**2. **About 10 minutes short. Enough time for students to work an example.About 10 minutes short. Enough time for students to work an example.

**3. **Overview Defining a population
Taking a simple random sample
How similar is the sample to the population?

**4. **Population and Samples Population
All the cases (individuals, objects, or groups) in which the researcher is interested.
Sample
A relatively small subset from a population.
Example
The US population: ~300 million people
The General Social Survey (GSS):
a sample of the US population
about 3,000 people
Student version of the GSS:
a sample from the GSS
about 1,500 people

**5. **The sampling problem We care about populations.
We can only afford to look at samples.
How do we know our sample is relevant?

**6. **Simple random sampling: Definition Define the population
label every person
Sample the labels
randomly
so everyone in the population has the same probability of being sampled

**7. **Simple random sampling: Example Define the population: this class=52 people
label every person: Give everyone a playing card
Sample the labels: Draw 5 cards from a second deck
randomly: after shuffling
so everyone in the population has the same probability of being sampled: Everyone’s card appears once in the deck.

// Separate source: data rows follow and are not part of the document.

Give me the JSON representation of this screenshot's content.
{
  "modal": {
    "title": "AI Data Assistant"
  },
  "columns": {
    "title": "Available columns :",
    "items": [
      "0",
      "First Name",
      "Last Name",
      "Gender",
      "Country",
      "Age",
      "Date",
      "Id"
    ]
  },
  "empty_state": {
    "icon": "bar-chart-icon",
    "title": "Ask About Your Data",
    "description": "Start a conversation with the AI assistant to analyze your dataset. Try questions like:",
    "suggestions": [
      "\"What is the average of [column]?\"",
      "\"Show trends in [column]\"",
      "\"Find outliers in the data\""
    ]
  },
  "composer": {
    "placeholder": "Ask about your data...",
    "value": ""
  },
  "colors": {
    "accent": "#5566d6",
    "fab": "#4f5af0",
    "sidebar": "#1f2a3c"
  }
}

**8. **Sampling: Bad examples Define the population: This class=52 people
label every person: Put everyone in a seat
Sample the labels: Choose 5 people from first row.
Problems
not random
not everyone has the same probability
only first row has any chance
Sample the labels: Choose 5 volunteers.
Problem
not everyone has the same probability
favors extroverts
Sample the labels: Choose 5 people without a system
Problem
Is it random?

**9. **Sampling: Presidential election, 1936 Literary Digest poll
Sampled 10 million names from lists of car and phone owners
Mailed 10 million questionnaires
Got 2.3 million responses
Results: 57% favor Landon (R), 43% favor Roosevelt (D)
Election result
What went wrong?

**10. **Myth: Simple random samples are “representative” Actually can be quite different from population
But
we can usually place bounds on the difference

**11. **Notation

**12. **Population

**13. **Sampling error for a mean

**14. **Sampling variation

**15. **Conceptual definitions Sampling error – The sample mean is probably not the same as the population mean
Sampling variation – Take a different sample, get a different sample mean.

**16. **Technical definitions Sampling error – The difference between the sample mean and the population mean.
Sampling variation – The variation of the sample mean from one sample to another.

**17. **Repeated sampling

**18. **Sampling distribution Sampling distribution of the mean— The distribution of sample means over all possible samples.

**19. **Mean of the sampling distribution

**20. **Variation of the sampling distribution

**21. **Standard error: Definition

**22. **Standard error shrinks with sample size

**23. **Sample mean usually within 2 SE’s of pop. mean

**24. **Summary: Sampling distribution of the mean Across all possible samples
has
mean
and standard deviation
a.k.a. standard error
Implications
sample mean usually within 2 SEs of pop. mean
In newspapers, +/- 2 SEs is often called “margin of error”
larger samples have smaller SEs

**25. **Summary: More general If we take a simple random sample
from a well-defined population
we expect
that the sample mean
is “probably” “close” to the population mean
By “close” we mean “within 2 standard errors”
Larger samples have smaller standard errors.
Next time we’ll say what me mean by “probably”